Yvonne Saenger, MD
<p> As Director of Melanoma Immunotherapy and a member of the Pancreas Center, Dr. Saenger is a pioneer in the field of cancer immunotherapy. Dr. Saenger’s laboratory is focused on developing new tools for the clinic designed to bring the benefits of imm
As Director of Melanoma Immunotherapy and a member of the Pancreas Center, Dr. Saenger is a pioneer in the field of cancer immunotherapy. Dr. Saenger's laboratory is focused on developing new tools for the clinic designed to bring the benefits of immunotherapy to larger patient populations, in particular patients with pancreas cancer and patients with melanoma who do not respond to currently available immunotherapies.

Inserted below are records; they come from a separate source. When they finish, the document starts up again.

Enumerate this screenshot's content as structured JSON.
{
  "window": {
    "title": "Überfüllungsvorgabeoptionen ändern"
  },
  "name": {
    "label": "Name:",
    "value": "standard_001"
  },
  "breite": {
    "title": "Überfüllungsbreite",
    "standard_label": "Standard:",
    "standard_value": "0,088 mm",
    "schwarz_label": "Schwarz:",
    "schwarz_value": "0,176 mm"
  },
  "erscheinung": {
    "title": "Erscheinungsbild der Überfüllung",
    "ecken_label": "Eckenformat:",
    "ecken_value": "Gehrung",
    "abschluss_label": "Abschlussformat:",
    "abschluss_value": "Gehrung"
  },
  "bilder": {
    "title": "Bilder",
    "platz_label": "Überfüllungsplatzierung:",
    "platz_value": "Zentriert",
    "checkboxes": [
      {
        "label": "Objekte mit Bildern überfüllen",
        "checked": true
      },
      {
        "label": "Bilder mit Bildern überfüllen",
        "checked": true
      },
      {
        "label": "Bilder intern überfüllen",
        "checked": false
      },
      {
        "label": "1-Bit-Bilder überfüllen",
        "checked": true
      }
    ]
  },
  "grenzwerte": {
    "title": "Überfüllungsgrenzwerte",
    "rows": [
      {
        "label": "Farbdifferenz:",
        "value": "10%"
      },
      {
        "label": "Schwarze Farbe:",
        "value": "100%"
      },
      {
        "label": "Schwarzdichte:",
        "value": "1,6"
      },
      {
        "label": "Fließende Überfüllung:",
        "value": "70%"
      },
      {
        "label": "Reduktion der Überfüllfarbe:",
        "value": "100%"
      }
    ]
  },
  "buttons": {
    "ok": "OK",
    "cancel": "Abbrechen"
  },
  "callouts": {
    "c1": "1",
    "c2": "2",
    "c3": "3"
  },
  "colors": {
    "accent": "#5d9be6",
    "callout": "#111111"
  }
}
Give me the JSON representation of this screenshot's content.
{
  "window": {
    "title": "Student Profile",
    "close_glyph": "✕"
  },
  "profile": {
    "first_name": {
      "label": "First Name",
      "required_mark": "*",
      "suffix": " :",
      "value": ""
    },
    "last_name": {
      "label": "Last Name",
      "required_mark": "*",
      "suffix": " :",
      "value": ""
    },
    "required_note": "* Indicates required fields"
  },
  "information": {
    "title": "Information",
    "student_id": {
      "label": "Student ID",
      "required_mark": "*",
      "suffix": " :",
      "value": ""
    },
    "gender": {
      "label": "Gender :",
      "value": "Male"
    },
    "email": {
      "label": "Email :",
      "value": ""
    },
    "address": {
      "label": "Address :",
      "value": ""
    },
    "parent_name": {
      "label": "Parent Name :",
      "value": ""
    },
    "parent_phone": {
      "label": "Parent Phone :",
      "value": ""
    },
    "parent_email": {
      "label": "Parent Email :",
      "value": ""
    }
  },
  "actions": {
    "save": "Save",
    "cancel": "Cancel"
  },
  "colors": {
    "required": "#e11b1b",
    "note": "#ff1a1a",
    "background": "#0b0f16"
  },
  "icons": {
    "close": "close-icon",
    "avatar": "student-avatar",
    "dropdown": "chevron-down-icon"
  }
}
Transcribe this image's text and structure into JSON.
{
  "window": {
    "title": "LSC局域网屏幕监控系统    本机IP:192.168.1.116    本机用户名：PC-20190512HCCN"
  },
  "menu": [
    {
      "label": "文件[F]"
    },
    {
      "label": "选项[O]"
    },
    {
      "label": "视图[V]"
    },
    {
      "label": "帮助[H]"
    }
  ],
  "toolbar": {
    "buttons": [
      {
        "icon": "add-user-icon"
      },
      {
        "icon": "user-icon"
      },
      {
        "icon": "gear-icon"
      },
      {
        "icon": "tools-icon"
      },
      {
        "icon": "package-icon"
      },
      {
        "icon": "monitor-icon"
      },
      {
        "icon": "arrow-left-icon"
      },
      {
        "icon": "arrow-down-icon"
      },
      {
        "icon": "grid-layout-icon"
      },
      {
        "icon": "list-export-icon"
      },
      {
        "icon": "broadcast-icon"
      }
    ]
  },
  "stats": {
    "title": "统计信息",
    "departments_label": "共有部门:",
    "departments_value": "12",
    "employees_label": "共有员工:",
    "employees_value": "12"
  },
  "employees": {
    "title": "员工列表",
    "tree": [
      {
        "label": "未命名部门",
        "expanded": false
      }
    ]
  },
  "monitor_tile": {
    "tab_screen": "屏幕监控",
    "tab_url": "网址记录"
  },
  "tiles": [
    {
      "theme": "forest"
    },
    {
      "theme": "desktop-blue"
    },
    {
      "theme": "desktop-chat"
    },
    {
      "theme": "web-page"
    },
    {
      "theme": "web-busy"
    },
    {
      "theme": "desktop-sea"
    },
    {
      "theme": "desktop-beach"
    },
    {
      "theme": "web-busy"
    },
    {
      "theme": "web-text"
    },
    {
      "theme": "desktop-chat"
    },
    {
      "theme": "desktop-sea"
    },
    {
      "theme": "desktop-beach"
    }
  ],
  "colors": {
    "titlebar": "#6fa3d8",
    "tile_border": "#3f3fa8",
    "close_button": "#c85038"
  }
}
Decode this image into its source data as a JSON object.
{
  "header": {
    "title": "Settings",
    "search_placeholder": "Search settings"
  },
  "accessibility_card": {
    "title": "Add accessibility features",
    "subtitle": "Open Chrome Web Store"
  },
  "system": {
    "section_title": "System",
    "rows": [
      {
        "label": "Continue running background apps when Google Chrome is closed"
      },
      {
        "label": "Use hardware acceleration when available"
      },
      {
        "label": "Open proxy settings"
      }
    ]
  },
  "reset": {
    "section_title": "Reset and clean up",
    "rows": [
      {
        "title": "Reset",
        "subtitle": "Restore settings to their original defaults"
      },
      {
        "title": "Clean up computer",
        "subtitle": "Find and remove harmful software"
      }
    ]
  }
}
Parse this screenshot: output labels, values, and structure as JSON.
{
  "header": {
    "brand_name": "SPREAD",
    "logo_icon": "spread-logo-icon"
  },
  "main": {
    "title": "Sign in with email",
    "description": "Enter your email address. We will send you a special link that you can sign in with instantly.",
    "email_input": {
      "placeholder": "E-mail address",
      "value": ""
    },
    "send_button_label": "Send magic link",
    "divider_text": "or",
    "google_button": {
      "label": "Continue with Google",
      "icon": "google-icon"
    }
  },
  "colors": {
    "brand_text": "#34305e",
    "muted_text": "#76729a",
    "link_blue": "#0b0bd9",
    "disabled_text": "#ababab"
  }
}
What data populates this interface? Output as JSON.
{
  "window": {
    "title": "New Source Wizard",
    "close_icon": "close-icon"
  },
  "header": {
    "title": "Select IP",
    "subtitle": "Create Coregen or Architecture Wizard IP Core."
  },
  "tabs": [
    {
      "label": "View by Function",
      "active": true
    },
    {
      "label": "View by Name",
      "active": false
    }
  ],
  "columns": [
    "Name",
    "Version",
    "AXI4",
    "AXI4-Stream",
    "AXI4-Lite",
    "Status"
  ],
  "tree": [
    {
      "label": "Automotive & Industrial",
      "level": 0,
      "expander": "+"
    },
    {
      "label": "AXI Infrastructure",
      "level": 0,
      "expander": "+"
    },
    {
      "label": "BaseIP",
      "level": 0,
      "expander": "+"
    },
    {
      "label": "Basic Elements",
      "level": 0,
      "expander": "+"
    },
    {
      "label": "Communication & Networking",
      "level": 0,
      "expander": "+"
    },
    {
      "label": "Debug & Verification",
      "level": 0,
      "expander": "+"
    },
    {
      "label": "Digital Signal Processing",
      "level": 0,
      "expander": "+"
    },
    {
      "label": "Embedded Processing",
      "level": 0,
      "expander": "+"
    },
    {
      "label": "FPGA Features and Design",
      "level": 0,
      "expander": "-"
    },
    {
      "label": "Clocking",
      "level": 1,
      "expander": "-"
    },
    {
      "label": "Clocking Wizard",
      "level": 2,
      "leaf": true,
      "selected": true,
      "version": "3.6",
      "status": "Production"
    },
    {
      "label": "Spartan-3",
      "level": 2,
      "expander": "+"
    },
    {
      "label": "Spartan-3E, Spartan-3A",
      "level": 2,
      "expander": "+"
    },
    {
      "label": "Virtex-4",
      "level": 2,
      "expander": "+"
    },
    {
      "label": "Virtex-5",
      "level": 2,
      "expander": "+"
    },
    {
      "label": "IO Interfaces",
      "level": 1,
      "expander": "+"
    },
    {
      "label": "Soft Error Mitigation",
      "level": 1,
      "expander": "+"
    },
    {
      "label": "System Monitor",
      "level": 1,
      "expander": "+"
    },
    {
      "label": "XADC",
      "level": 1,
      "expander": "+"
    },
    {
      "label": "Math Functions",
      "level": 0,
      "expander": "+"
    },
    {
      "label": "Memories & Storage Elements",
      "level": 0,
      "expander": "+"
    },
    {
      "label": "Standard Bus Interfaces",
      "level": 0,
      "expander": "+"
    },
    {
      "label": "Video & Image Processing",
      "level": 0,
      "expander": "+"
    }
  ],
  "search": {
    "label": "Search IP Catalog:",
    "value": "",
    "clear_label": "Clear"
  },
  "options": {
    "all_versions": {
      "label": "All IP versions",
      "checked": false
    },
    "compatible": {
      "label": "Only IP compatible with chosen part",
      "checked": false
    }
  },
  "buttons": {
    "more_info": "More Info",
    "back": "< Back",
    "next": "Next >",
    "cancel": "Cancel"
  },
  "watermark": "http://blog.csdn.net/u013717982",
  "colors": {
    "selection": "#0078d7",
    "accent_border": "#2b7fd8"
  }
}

Dr. Saenger has recently developed a 53 -immune gene panel predictive of clinical outcomes in melanoma, and this immune gene panel is the basis for a multi-center validation trial in collaboration with the National Cancer Institute. Dr. Saenger's melanoma research is in the area of immunogenomics and she is working in collaboration with network biologists to better understand the networks of immune genes determinative of patient outcome. She has proposed CD2 as a novel biomarker in melanoma and is currently funded to use NanoString technology, a methodology whereby genomic information can be extracted from formalin fixed banked patient samples, to validate her 53-gene panel in a large population of patients from the Eastern Cooperative Oncology Group E1697 study. Her current work focuses on understanding how immunotherapy causes perturbations in immune gene expression in blood and tumor samples.
Dr. Saenger also has a strong research interest in oncolytic viruses and the benefits of combining oncolytic viruses with checkpoint blockade using anti-PD1 and anti-CTLA-4. She is studying these therapies in mouse models of melanoma and has recently initiated an initiative to administer oncolytic virus to pancreas cancer patients. Combining in situ vaccination with a live virus with checkpoint blockade offers the opportunity to combat immunosuppression within the tumor bed, a serious barrier to efficacy of immunotherapy in pancreatic cancer.
Clinically, Dr. Saenger specializes in cancer immunotherapy and she tailors her treatments to individual patient needs based on available immune based medicines. Dr. Saenger's research is supported by a Cancer Clinical Investigator Team Leadership Award from the National Cancer Institute, a Cancer Immunology Innovator award American Association for Cancer Research, and the Melanoma Research Alliance. She has also been supported in the past by the Dermatology Foundation. Dr. Saenger speaks nationally and internationally on topics in immunotherapy and biomarkers.